Water the flowers one to two times per week during dry periods. During other times of the year, check the moisture of the soil and water if necessary.
Sow in the early spring months when the soil temperature has reached 60 F. The plant thrives in temperatures between 65 F and 72 F.
Add a general purpose fertilizer to the soil when planting Nigella damascena, and then fertilize it once a month afterward.
Potting and Repotting
If growing Love-in-a-Mist in a pot, you can start it indoors four to six weeks before you're ready to put the plant outside. However, it doesn't transplant well because of its long taproot, so avoid repotting whenever possible.
Varieties to Grow
A number of N. damascena cultivars have been developed for gardens throughout temperate areas. Common cultivars include:
- 'Miss Jekyll' is perhaps the most popular series with flowers in shades of white, blue and rose.
- 'Miss Jekyll Alba': is a double white-flowered cultivar, it has bright green seed pods.
- 'Persian Jewels' is a mix of colors that grows 12 to 18 inches/5 to 7 centimeters.
- 'Blue Midget' is a dwarf variety that grows to only about 10 inches/25 centimeters. It's nice for edging.
- 'Cambridge Blue': A long-stemmed variety, with double blue flowers, it's nice for cutting.
Other cultivars worth looking into include 'Mulberry Rose,' 'Oxford Blue,' and 'Albion.'
Nigella damascena is mildly toxic to humans. If ingested, it could cause vomiting or diarrhea. The plant is not toxic to animals.
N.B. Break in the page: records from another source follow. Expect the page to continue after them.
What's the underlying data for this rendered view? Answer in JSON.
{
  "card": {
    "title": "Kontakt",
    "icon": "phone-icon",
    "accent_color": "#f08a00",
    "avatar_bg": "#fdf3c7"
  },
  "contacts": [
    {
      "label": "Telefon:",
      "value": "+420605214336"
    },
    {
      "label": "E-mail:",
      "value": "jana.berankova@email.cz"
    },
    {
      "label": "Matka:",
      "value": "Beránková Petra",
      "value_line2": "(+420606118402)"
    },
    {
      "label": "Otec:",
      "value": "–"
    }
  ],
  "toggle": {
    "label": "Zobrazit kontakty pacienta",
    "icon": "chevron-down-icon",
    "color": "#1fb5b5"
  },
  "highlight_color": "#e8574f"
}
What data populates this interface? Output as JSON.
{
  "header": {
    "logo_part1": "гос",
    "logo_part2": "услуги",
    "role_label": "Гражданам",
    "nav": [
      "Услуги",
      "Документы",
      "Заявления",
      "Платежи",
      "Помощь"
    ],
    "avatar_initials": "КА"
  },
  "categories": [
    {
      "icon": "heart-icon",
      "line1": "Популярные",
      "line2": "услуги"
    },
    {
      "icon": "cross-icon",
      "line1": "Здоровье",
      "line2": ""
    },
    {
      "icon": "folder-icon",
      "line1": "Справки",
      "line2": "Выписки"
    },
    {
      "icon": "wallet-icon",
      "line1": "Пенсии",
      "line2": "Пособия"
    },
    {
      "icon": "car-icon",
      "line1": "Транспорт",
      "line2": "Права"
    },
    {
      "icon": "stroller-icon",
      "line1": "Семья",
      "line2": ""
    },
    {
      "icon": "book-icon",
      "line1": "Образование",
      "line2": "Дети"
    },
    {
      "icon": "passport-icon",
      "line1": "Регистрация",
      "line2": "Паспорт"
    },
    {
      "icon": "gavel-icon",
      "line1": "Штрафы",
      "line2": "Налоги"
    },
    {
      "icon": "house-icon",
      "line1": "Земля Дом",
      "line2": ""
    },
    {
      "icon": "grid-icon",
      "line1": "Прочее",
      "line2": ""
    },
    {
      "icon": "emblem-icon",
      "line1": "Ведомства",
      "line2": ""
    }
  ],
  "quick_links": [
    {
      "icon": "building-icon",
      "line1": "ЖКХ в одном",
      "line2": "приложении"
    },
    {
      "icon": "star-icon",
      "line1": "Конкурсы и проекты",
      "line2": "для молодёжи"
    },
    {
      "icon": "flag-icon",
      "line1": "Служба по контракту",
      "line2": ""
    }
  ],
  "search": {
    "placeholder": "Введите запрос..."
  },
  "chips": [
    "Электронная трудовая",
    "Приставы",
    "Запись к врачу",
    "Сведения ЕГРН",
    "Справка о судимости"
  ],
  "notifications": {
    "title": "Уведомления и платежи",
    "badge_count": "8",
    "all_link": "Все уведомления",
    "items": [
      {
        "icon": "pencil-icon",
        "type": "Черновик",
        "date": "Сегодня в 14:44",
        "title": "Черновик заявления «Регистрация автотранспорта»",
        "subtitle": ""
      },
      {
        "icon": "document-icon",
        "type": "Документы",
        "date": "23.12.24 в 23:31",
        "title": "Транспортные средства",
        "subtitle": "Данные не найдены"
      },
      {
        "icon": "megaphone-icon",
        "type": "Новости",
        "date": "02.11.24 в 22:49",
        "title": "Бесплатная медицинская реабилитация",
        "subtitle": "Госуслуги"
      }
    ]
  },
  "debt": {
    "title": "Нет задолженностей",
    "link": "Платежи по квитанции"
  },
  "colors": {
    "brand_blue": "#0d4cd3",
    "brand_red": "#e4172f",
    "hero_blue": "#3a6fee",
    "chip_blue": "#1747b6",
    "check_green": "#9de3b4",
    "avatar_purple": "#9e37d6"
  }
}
Cutting flowers for bouquets and deadheading will keep your plants flowering a bit longer, but you'll sacrifice the fascinating seed pods. Love-in-a-Mist easily self-sows, so you can thin the seedlings to prevent overcrowding.